- Page and application data records

——————

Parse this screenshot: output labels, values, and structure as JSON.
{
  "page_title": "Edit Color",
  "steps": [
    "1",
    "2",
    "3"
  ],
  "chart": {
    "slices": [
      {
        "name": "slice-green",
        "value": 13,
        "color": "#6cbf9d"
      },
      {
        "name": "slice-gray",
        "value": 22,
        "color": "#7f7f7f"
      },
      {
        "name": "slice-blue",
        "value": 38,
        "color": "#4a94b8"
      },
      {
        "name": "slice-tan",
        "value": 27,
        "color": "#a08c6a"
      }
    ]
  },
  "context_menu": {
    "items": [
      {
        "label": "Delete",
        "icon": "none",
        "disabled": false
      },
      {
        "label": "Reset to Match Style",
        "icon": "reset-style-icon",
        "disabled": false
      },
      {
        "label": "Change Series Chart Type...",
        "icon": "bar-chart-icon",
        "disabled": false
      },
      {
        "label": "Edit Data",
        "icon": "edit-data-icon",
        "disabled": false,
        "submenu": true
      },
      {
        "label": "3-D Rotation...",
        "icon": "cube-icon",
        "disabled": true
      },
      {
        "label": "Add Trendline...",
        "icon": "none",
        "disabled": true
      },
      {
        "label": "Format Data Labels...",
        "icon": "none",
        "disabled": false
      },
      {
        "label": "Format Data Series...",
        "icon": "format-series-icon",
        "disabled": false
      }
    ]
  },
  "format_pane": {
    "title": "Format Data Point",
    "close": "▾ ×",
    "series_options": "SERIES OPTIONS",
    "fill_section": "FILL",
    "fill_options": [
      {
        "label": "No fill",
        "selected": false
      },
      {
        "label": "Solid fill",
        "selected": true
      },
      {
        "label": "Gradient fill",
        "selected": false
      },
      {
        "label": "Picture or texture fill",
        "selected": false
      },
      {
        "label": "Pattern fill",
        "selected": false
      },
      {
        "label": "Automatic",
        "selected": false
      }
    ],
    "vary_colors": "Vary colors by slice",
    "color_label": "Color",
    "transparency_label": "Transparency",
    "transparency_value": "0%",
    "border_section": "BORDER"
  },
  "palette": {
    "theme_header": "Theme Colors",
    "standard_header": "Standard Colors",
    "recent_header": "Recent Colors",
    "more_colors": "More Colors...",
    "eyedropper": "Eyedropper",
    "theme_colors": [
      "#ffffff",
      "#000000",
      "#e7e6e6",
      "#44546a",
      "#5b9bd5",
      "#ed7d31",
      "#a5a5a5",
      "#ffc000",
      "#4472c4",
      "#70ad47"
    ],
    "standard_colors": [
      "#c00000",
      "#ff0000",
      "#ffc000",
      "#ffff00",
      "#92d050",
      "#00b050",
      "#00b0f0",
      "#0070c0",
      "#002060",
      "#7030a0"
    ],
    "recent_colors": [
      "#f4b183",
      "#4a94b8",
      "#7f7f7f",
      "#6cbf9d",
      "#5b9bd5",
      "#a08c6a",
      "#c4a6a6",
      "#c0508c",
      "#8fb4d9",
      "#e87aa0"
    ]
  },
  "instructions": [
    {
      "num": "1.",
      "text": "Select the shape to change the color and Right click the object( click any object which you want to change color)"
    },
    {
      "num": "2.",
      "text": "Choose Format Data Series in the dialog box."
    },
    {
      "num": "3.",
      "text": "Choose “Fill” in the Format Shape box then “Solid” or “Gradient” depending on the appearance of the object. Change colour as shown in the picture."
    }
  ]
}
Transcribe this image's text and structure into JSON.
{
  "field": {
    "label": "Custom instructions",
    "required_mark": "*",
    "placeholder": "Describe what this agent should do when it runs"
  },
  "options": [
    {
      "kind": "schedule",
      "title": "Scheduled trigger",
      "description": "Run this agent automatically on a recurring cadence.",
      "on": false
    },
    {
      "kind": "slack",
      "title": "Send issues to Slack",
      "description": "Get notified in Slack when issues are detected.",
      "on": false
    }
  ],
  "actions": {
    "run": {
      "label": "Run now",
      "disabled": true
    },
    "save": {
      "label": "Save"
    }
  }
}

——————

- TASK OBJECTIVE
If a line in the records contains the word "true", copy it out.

- TASK SOLUTION
        "submenu": true
        "disabled": true
        "disabled": true
        "selected": true
      "disabled": true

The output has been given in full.